Great overview report on American evangelicals in Iraq. Some of the more brow-furrowing lines:
"Iraq will become the center for spreading the gospel of Jesus Christ to Iran, Libya, throughout the Middle East," said Kyle Fisk, executive administrator of the National Assn. of Evangelicals, which represents 4.5 million Christians in the United States.
"We don't force Jesus Christ's love on anyone," said Darrell Phenicie, an American missionary who teaches theology in Baghdad. "Doesn't freedom of religion mean the right to learn about other choices?"
"Handing out food is a perfect time to talk about Jesus Christ with nonbelievers."
Nonevangelical Iraqi churches have been vandalized in recent weeks. Newspaper editorials and Islamic clerics charge that Americans are in Iraq on a religious crusade. Clausen warned: "The missionaries coming here don't realize the danger they are placing us in."

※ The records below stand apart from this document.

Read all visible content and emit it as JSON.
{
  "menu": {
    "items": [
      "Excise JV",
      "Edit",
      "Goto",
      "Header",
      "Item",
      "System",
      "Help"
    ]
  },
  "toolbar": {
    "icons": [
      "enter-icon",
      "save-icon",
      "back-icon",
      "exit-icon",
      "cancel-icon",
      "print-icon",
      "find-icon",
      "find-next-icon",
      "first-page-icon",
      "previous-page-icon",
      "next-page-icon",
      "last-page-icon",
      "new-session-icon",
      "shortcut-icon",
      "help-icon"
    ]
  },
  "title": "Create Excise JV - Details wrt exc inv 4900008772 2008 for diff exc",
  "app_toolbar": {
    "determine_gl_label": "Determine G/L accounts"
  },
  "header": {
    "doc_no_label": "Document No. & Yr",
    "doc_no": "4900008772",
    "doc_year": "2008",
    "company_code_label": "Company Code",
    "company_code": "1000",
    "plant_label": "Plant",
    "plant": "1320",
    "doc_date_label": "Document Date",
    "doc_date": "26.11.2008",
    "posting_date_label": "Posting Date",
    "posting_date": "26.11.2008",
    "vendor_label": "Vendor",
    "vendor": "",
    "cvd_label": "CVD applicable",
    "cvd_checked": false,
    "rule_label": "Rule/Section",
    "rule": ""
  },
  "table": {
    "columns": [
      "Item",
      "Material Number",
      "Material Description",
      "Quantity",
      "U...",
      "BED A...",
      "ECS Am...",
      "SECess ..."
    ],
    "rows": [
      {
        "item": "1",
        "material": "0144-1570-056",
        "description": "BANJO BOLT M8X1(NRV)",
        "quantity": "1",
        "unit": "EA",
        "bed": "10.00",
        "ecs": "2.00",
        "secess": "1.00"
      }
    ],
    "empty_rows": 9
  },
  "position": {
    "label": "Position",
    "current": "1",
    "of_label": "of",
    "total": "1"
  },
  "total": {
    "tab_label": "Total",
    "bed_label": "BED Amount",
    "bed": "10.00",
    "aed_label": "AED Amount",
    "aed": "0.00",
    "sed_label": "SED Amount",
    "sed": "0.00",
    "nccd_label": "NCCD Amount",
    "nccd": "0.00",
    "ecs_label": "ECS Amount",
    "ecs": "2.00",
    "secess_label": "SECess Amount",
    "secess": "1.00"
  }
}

As Atass spoke, her mother finally caught the attention of church leaders. They listened to her problems and handed her a box that contained some food, cleaning supplies and a pamphlet about Jesus' life. "I want eternal life," Atass said, "but we also need enough to eat."